The main characteristic of youngsters is their fresh minds, akin to a blank canvas (Youth vulnerable to online radical ideology: Teo Chee Hean; ST Online, June 14).
This makes them vulnerable to extremist ideologies.
Having stricter laws on the Internet and banning websites that contain certain words or phrases will not prevent such cases.
In fact, it would not be surprising if tech-savvy youngsters find their way through loopholes to browse the restricted websites.
Education is a much wiser measure. More often than not, youngsters do not know when they are being brainwashed or fed extreme ideologies.
Youngsters need to be taught to be more aware of what they see on the Internet. They need a strong grounded belief on what is right, so they will not be swayed by extremist ideology.

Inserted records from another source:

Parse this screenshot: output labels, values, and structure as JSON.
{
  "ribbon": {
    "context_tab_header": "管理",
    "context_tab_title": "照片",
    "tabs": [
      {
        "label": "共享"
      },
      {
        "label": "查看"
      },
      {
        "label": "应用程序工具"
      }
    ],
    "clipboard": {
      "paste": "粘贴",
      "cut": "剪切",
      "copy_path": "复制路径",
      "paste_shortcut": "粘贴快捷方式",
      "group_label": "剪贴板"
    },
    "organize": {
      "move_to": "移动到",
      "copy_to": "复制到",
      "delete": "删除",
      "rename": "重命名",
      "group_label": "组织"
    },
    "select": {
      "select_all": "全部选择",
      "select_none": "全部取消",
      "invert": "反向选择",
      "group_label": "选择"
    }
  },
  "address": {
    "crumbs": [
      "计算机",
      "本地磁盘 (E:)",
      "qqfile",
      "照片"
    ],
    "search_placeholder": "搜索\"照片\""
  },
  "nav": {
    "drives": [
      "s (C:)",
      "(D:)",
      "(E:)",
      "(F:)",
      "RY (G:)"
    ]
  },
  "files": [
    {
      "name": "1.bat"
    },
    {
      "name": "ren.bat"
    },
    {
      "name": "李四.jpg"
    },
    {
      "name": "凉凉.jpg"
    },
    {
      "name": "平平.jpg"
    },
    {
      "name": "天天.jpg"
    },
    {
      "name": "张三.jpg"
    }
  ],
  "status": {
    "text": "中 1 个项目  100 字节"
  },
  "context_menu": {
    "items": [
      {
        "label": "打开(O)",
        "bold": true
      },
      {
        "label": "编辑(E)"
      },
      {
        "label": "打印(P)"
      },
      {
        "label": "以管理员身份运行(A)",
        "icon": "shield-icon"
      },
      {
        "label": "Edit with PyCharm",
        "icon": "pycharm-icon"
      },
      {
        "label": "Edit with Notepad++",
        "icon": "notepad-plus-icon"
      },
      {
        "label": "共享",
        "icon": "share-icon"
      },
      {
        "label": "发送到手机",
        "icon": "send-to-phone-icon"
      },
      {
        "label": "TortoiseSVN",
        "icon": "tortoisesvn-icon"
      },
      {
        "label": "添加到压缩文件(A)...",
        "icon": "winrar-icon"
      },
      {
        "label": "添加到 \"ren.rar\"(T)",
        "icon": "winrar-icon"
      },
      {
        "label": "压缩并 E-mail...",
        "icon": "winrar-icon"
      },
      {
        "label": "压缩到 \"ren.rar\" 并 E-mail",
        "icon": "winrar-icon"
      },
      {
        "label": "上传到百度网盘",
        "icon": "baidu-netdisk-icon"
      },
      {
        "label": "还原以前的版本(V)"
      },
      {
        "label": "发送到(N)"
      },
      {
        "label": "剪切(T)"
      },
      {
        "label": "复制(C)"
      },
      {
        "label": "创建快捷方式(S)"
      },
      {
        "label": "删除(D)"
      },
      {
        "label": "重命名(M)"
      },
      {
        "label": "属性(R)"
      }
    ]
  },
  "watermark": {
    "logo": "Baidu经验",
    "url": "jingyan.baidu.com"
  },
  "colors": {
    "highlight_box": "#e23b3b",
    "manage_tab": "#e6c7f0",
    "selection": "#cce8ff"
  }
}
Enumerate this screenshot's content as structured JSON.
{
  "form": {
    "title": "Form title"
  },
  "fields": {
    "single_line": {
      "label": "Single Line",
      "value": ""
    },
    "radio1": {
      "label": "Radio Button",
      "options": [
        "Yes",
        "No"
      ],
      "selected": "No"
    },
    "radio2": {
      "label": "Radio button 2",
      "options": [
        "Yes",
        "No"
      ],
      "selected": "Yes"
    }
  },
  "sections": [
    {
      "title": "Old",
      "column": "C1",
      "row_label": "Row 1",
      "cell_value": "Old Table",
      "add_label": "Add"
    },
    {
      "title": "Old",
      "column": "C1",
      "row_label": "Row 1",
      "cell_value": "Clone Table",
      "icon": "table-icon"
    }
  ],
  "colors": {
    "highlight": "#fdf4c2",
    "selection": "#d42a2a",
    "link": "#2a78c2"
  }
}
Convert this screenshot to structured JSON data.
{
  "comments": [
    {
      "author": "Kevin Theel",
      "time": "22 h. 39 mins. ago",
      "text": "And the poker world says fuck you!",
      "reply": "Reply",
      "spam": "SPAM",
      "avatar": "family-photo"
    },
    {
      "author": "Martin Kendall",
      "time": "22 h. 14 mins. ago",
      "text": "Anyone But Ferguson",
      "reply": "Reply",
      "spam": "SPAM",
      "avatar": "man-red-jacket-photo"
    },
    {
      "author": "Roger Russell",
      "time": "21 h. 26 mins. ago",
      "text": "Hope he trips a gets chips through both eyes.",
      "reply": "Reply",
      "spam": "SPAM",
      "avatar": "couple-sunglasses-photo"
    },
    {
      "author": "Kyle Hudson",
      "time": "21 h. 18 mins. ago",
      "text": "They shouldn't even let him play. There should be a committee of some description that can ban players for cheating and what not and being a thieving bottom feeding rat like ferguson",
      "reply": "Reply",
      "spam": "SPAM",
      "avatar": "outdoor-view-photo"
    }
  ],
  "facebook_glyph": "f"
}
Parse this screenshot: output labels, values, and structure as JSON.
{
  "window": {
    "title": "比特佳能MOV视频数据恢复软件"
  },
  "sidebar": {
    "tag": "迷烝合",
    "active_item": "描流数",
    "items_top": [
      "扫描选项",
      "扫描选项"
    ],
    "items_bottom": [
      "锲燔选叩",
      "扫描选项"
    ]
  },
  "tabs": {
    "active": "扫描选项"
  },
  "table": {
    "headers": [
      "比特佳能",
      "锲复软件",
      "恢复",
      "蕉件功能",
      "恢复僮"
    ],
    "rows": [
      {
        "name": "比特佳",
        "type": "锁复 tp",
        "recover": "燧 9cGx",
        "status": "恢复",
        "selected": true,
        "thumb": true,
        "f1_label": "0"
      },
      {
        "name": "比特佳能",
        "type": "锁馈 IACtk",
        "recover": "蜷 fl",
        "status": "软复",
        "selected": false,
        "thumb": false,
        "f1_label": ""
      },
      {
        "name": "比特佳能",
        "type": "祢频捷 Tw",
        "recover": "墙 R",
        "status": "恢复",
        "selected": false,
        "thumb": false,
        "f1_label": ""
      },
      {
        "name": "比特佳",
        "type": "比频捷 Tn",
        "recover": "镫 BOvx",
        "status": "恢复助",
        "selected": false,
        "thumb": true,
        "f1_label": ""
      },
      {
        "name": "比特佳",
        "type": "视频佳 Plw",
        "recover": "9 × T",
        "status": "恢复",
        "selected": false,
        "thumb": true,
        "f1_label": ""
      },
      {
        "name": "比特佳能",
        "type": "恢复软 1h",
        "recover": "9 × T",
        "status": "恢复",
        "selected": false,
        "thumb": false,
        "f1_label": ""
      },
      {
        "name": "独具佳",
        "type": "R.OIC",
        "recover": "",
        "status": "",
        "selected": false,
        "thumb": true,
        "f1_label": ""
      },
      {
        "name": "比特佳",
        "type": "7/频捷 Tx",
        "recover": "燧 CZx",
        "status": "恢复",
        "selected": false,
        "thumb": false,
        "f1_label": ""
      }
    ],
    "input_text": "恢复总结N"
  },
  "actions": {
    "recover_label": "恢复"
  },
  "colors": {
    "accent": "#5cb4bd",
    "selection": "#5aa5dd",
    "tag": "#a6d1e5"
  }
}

The Asatizah Recognition Scheme to ensure that religious teachers are credible is a good move, but it does not ensure that youngsters are on the right path.
Hence, terrorism and radicalism should be addressed during religious classes, so youngsters know the danger of extremism and to keep their guards up.
Wong Wee Jern, 16, Secondary 4 student